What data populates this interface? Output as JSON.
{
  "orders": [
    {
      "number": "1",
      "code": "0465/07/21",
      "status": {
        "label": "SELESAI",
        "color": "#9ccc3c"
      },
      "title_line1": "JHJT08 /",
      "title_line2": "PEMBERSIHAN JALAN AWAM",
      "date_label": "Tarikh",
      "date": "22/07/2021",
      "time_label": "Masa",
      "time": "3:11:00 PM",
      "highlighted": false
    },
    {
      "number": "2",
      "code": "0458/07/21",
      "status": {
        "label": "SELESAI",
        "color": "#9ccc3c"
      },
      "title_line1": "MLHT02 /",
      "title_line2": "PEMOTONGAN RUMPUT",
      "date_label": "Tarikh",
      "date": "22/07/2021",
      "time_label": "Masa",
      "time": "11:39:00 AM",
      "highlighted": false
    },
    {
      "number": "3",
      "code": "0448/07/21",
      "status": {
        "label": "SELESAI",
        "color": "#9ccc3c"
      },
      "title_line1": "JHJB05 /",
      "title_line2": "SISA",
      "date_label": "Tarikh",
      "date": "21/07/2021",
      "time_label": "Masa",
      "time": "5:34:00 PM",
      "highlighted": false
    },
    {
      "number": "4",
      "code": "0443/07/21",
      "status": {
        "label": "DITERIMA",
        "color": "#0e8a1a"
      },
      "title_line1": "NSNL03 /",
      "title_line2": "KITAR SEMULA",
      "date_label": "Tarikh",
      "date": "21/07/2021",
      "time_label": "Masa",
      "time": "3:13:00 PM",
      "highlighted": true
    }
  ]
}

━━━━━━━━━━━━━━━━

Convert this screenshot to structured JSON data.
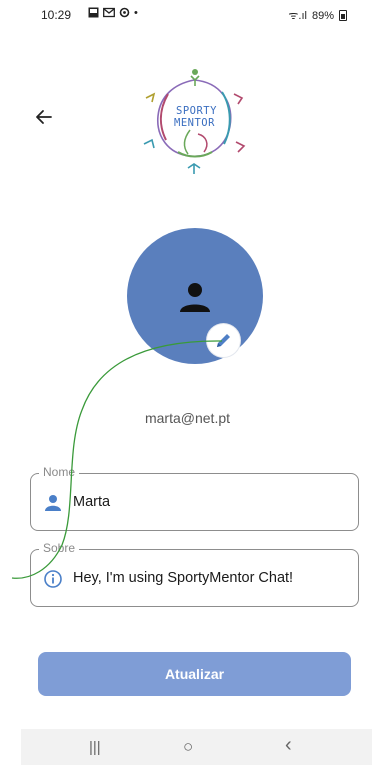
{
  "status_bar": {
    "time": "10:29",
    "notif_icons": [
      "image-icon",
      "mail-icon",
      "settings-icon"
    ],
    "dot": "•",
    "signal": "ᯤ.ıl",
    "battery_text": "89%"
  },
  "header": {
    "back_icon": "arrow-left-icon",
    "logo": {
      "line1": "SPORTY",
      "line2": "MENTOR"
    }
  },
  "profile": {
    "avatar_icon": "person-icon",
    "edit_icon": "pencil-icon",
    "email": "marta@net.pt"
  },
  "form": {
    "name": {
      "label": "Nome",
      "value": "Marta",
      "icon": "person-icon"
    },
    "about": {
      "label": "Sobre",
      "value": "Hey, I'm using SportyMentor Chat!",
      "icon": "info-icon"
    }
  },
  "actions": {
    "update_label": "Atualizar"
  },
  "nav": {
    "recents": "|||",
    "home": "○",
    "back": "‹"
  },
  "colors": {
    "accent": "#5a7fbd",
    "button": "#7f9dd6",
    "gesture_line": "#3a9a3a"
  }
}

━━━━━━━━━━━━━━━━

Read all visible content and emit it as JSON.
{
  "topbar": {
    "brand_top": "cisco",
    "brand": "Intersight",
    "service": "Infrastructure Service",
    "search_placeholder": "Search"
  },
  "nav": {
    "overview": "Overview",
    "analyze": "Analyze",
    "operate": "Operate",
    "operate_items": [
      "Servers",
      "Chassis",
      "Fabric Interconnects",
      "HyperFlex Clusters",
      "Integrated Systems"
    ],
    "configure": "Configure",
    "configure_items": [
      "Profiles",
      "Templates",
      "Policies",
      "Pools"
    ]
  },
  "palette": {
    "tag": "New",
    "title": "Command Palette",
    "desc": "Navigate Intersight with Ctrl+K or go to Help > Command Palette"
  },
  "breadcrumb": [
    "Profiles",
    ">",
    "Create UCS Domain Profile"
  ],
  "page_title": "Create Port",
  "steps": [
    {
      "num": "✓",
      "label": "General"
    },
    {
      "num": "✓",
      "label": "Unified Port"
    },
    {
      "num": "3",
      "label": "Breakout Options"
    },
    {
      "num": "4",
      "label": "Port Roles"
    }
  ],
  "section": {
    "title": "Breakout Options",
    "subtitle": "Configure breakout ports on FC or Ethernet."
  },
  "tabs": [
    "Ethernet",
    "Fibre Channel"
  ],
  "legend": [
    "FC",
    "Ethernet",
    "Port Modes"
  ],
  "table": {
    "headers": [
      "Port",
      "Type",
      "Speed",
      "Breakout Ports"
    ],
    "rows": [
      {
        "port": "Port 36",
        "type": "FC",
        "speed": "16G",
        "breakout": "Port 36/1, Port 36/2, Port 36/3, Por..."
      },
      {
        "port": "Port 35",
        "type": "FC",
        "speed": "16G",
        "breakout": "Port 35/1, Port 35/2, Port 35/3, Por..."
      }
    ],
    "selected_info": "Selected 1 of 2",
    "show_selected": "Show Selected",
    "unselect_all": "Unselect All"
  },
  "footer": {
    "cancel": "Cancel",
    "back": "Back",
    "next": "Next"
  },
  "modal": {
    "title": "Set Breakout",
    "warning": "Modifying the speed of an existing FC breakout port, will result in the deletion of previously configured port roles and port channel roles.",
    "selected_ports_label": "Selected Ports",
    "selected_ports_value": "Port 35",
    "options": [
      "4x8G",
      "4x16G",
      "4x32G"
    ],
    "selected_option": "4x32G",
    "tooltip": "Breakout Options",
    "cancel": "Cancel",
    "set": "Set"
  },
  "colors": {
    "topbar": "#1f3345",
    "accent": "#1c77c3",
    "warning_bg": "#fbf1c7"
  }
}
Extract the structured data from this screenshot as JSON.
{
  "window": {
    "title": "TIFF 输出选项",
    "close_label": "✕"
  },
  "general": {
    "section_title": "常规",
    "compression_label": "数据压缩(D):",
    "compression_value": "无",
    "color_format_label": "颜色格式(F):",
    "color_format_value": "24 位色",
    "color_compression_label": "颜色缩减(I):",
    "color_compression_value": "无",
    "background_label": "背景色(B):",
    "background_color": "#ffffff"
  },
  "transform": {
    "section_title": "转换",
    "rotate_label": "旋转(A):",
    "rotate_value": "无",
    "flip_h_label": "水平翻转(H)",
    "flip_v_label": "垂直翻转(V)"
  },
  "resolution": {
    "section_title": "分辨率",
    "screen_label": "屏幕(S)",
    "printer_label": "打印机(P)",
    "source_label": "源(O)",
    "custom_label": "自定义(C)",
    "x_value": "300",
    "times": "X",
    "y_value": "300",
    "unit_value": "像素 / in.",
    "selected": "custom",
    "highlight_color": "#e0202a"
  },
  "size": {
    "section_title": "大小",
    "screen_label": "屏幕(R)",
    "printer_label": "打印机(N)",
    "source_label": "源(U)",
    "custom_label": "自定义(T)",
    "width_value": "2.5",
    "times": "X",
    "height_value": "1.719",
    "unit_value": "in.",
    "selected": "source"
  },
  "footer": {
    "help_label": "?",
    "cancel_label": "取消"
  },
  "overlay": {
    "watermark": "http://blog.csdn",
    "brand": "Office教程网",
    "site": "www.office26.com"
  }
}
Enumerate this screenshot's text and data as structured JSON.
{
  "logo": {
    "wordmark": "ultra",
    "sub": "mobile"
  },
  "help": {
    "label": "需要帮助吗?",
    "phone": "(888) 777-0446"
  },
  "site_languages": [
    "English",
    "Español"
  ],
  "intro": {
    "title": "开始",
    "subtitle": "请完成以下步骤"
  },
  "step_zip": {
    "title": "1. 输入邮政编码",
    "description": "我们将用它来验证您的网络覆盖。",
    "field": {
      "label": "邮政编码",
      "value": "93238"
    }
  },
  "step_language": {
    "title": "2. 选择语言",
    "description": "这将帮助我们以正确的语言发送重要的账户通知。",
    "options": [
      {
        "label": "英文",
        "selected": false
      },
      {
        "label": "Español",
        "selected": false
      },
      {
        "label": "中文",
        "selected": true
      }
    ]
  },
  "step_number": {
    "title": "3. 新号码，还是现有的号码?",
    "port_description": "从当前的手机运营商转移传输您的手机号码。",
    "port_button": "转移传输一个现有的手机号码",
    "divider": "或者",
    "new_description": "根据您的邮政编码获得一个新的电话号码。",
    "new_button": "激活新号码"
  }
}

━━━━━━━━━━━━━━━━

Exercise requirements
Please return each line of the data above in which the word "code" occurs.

Answer section
      "code": "0465/07/21",
      "code": "0458/07/21",
      "code": "0448/07/21",
      "code": "0443/07/21",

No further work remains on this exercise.